Rather than settle the relationship between the philosophical discourse and the plot of Troilus one way or another, I would like to suggest that we can see Chaucer's glossing as a way in which the poet foregrounds the problem of textual authority. Here, it is useful to consider briefly the posture of Chaucer's most famous glossator, the Wife of Bath. Dame Alisoun begins her challenge to patriarchal authority with a direct attack on glossing: "Men may devyne and glosen, up and doun, / But wel I woot, expres, withoute lye" (111. 26-7). The attitude the wife expresses here and elsewhere in her prologue is consistent with other late-medieval complaints against the abuses of glossing. We are reminded, for example, of Master Robert of Melun's heated condemnation of excessive glossing and of the incident related by Beryl Smalley in which "A long-suffering correspondent of (a student of Anselm) complains of the return of his own letter, so thickly glossed as to be unintelligible."14
In her assessment of the tradition under attack in the Wife of Bath's Prologue, Carolyn Dinshaw writes that "Glossing is a gesture of appropriation; the glossa undertakes to speak the text, to assert authority over it, to provide an interpretation, finally to limit or close it to the possibility of heterodox or unlimited significance."15 Ironically, however, as has been noted by more than one commentator,16 the Wife resorts to glossing in her attack on the practices of the glossators. She provides texts in support of her claims and then proceeds to gloss these texts in a way that is favorable to her cause. The countervailing gestures of establishing and undermining authority in the Prologue to the Wife of Bath's Tale correspond roughly to the two antithetical senses of the word "gloss." Glossing can both conceal and reveal and it can both open and close a text.

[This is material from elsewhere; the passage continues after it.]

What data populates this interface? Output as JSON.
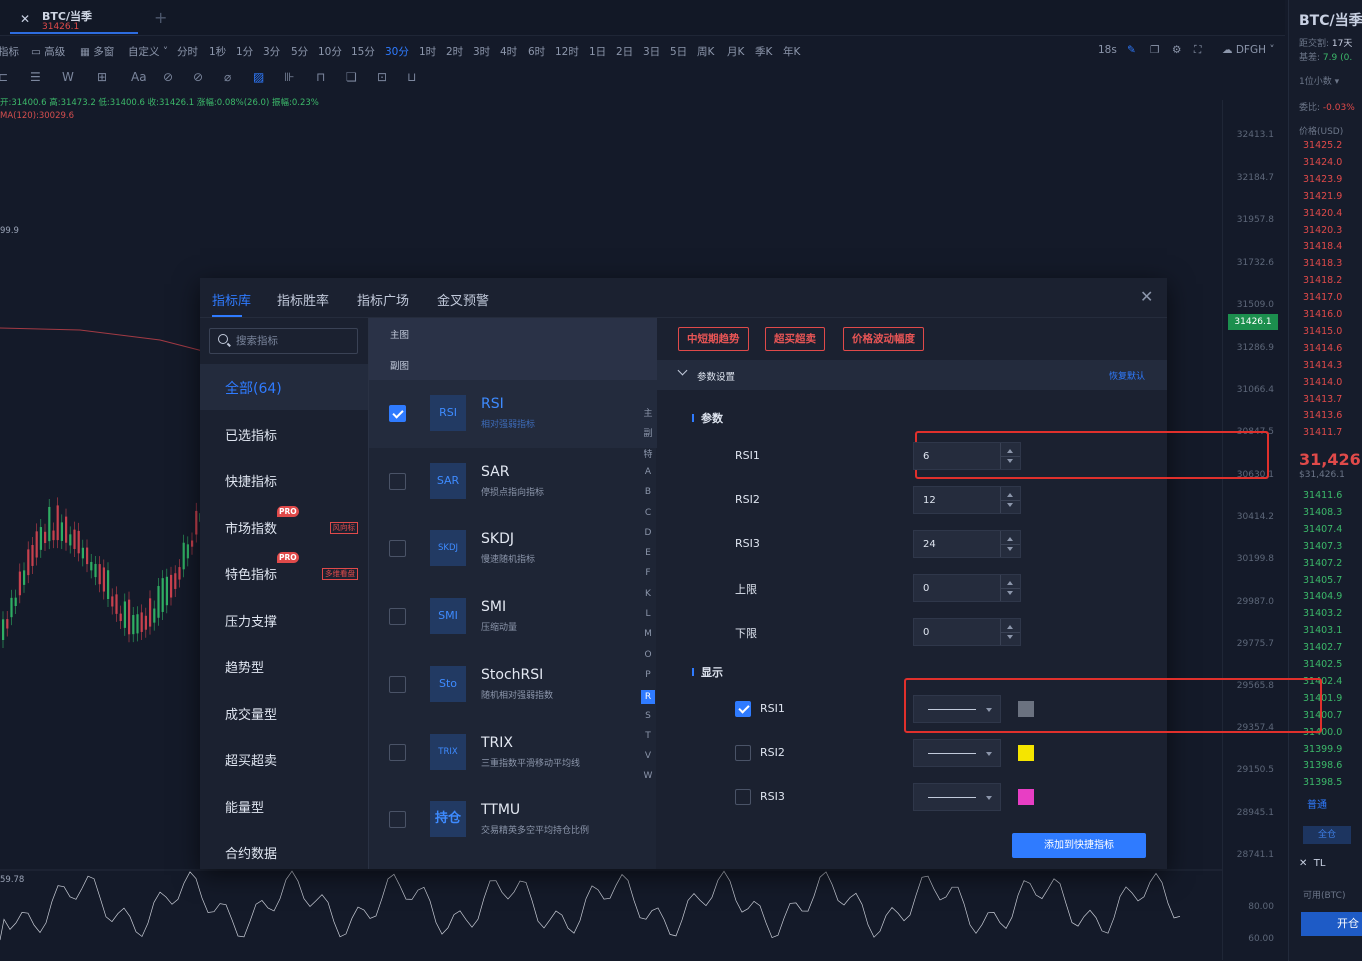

Like the Wife of Bath, Chaucer the poet frequently employs glossing to probe the limit and authority of the text.17 As A. J. Minnis has demonstrated, the scholastic distinction between an auctor and a compilator is of particular use in illuminating the stance of Chaucer's narrators.18 For Chaucer's narrators typically present themselves not as authorities in their own right but as compilers of the authoritative utterances of others; hence, the narrator of the General Prologue to the Canterbury Tales asks that he not be blamed for the more scurrilous aspects of his compilation because he is merely reporting what others have said and done (I. 725-46). The resulting compilations of Chaucer's narrators cannot, however, be regarded as seamless wholes in which one authoritative utterance naturally gives rise to the next. Robert Jordan's assessment of the aesthetic properties of Chaucer's poems applies equally well to the poet's treatment of authority: "the exposed joints and seams, the unresolved contradictions, [and] the clashes of perspective" prevail over any integrating principle.19 In Chaucer's most spectacular exercise in glossing, the erotic and philosophical materials in Troilus contribute to what